Last week's news stories on business jets used by governors raised the ever-sordid notion that anyone who sets foot in a Citation is a fat cat. And if the airplane is state supported, the cat is fat on the backs of taxpayers. In the current season of overspending government, it's fruitless to try to explain that airplanes are sometimes productivity tools which can pay back far greater than the money invested in them. On the other hand and risking apostasy here, they can also be a colossal waste of time and taxpayer or shareholder money. It depends entirely on how and what they're used for. And much of this is about image, not substance.
Last week's stories would have caused anyone who has used an airplane for business to pause and think about what rules are applied for business trips involving a private aircraft. It certainly did for me. Up until about six years ago, I used our Mooneymake that plural, we had twofor periodic business travel related to magazine editorial work. I'll get to why I no longer use it in a moment.
Between testing aviation products and trips to see vendors and manufacturers, I'd guess I made a couple of dozen or more trips a year. Because I hardly have an unlimited budget, I applied a stringent acid test to using the airplane. No single-destination trips over a couple of hours and no long trips where I could do better on the airlines. In other words, if I used the airplane, I usually had at least two or three stops into places where I couldn't get by airline travel.
Here are some numbers: We billed our airplanes at about $130 wet, which was probably a little below the real cost. When we were based in Connecticut, I could non-stop it to destinations in the Midwest and deep South, stopping along the way to do additional business. For example, I could do a round trip to Oshkosh for about $1200. With a couple of people aboard, that was justifiable. But not if I was going alone, where $1200 is a no-brainer against a $300 airline ticket. With additional stopssometimes two or threethe equation swung back in favor of the Mooney.
When we moved to Florida, the numbers stopped working for two reasons. Florida is at the ends of the earth for routine travel into the rest of the U.S. and, because of the tourist trade, the airline fares here are highly competitive. From Florida, trips into the Northeast and Midwest in the Mooney were totaling closer to $2000, against $250 for an airline fare. For light aircraft flying at 150 knots, the time-saving argument is an illusion. The Northeast trip in the Mooney, in addition to costing eight times more, was slower than an airline trip. Each way would consume most of a day. To work around that, I took to flying the trips at night. But on one trip, bucking 40 knot headwinds, ice and rain, I found myself pushing the airplane back into the hangar at 2 a.m. Thanks, but no thanks.

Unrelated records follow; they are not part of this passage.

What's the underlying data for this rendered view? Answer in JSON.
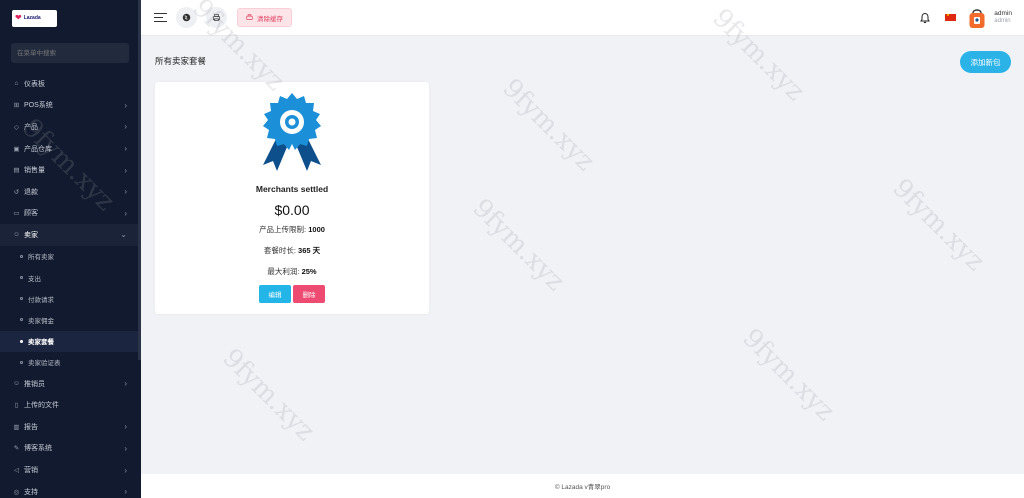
{
  "sidebar": {
    "logo_text": "Lazada",
    "search_placeholder": "在菜单中搜索",
    "items": [
      {
        "label": "仪表板",
        "icon": "home-icon",
        "has_children": false
      },
      {
        "label": "POS系统",
        "icon": "pos-icon",
        "has_children": true
      },
      {
        "label": "产品",
        "icon": "product-icon",
        "has_children": true
      },
      {
        "label": "产品仓库",
        "icon": "warehouse-icon",
        "has_children": true
      },
      {
        "label": "销售量",
        "icon": "sales-icon",
        "has_children": true
      },
      {
        "label": "退款",
        "icon": "refund-icon",
        "has_children": true
      },
      {
        "label": "顾客",
        "icon": "customer-icon",
        "has_children": true
      },
      {
        "label": "卖家",
        "icon": "user-icon",
        "has_children": true,
        "open": true
      },
      {
        "label": "推销员",
        "icon": "user-icon",
        "has_children": true
      },
      {
        "label": "上传的文件",
        "icon": "file-icon",
        "has_children": false
      },
      {
        "label": "报告",
        "icon": "report-icon",
        "has_children": true
      },
      {
        "label": "博客系统",
        "icon": "blog-icon",
        "has_children": true
      },
      {
        "label": "营销",
        "icon": "marketing-icon",
        "has_children": true
      },
      {
        "label": "支持",
        "icon": "support-icon",
        "has_children": true
      }
    ],
    "seller_sub_items": [
      {
        "label": "所有卖家",
        "active": false
      },
      {
        "label": "支出",
        "active": false
      },
      {
        "label": "付款请求",
        "active": false
      },
      {
        "label": "卖家佣金",
        "active": false
      },
      {
        "label": "卖家套餐",
        "active": true
      },
      {
        "label": "卖家验证表",
        "active": false
      }
    ]
  },
  "header": {
    "clear_cache_label": "清除缓存",
    "user_name": "admin",
    "user_role": "admin"
  },
  "main": {
    "page_title": "所有卖家套餐",
    "add_button_label": "添加新包",
    "package": {
      "name": "Merchants settled",
      "price": "$0.00",
      "upload_limit_label": "产品上传限制:",
      "upload_limit_value": "1000",
      "duration_label": "套餐时长:",
      "duration_value": "365 天",
      "max_profit_label": "最大利润:",
      "max_profit_value": "25%",
      "edit_label": "编辑",
      "delete_label": "删除"
    }
  },
  "footer": {
    "text": "© Lazada v青翠pro"
  },
  "watermark": "9fym.xyz",
  "colors": {
    "sidebar_bg": "#111a2e",
    "accent_blue": "#2bb3e8",
    "danger_pink": "#ee4b72",
    "clear_cache_bg": "#fde4e8"
  }
}
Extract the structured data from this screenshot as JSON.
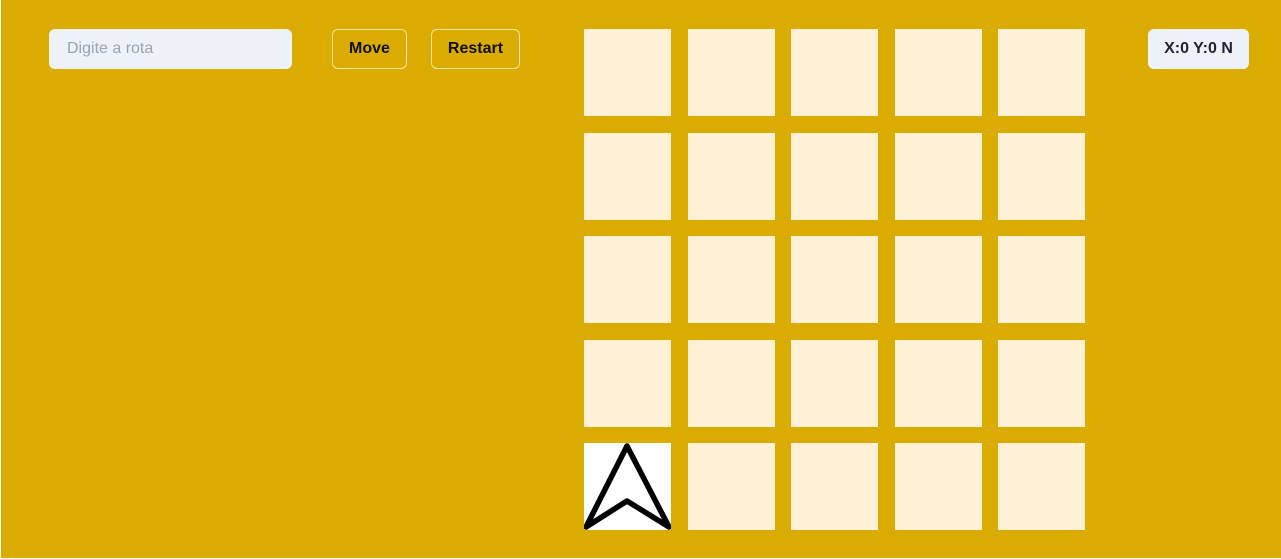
{
  "controls": {
    "route_placeholder": "Digite a rota",
    "route_value": "",
    "move_label": "Move",
    "restart_label": "Restart"
  },
  "status": {
    "position_text": "X:0 Y:0 N"
  },
  "board": {
    "columns": 5,
    "rows": 5,
    "robot": {
      "x": 0,
      "y": 0,
      "heading": "N",
      "icon": "navigation-arrow-icon"
    },
    "colors": {
      "background": "#dbac00",
      "cell": "#fff1d6",
      "robot_cell": "#ffffff",
      "arrow": "#000000"
    }
  }
}
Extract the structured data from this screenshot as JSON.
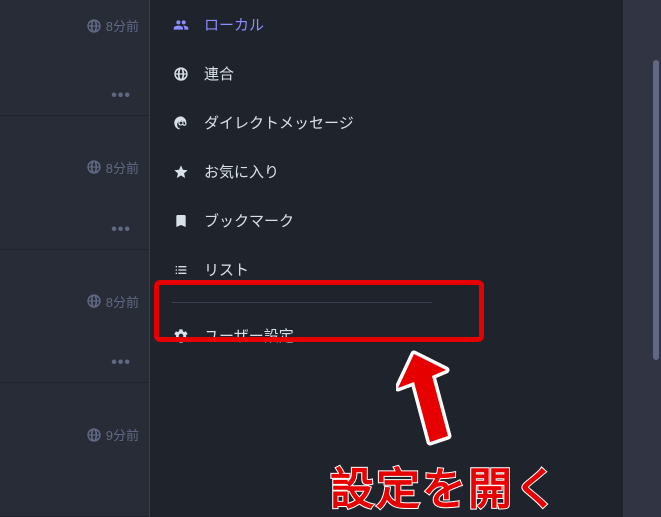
{
  "feed": {
    "items": [
      {
        "time": "8分前",
        "show_ellipsis": true,
        "first": true
      },
      {
        "time": "8分前",
        "show_ellipsis": true
      },
      {
        "time": "8分前",
        "show_ellipsis": true
      },
      {
        "time": "9分前",
        "show_ellipsis": false
      }
    ]
  },
  "nav": {
    "local": {
      "label": "ローカル"
    },
    "federated": {
      "label": "連合"
    },
    "direct": {
      "label": "ダイレクトメッセージ"
    },
    "favourites": {
      "label": "お気に入り"
    },
    "bookmarks": {
      "label": "ブックマーク"
    },
    "lists": {
      "label": "リスト"
    },
    "settings": {
      "label": "ユーザー設定"
    }
  },
  "annotation": {
    "text": "設定を開く"
  },
  "colors": {
    "accent_active": "#8c8dff",
    "highlight": "#e60000"
  }
}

After a persistent pattern of that sort of thing, we sold the Mooney.
Do I miss it? Yeah, I miss it. Last spring, I had to go to Mobile to visit Continental. The airline fare was $1000 and required an overnight. I could have flown it for half that in the Mooney and done the trip in a long day. But on balance, I don't have many trips like that. I'm as all about slipping the surly bonds as the next guy, but I run a business and the dollars matter. A lot.
So that gets back to our two governors, Mississippi's Haley Barbour and Florida's new governor, Rick Scott. Barbour got crosswise with the legislature who claims he was abusing the privilege of access to the state's Citation. It's impossible to judge this at a distance without reviewing the trip logs. It smells of a political witch hunt. In Scott's case, he wants to sell the state's King Air and Citation as a high-profile cost-cutting move. Again, it's probably more political than practical. He's a wealthy businessman and can afford his own jet transportation.
So, coming full circle, can states like Mississippi and Florida justify owning or leasing their own business aircraft? I'm not about to automatically say yes just because I think anything to do with airplanes is just grand or to support the aviation industry. As in the foregoing discussion, I would expect governors to make the business case for the airplane. If a governor makes even a couple of trips out of state to lure companies into the state through face-to-face meetings, the airplane will pay for itself many times over. On the other hand, planned ahead travel for political (or personal) reasons will be a juicy target that will do more harm than good.
Florida is a big state, with distances far too great to cover by car or even helicopter. For in-state travel, the state's King Air 350 seems like a perfectly sensible solution, even without looking close. It's fairly inexpensive to operate and can get from one corner of the state to the next in a little over an hour. Actually, selling it off in the current down market is probably none too smart. But the people Scott is trying to impress with his cost cutting probably won't notice.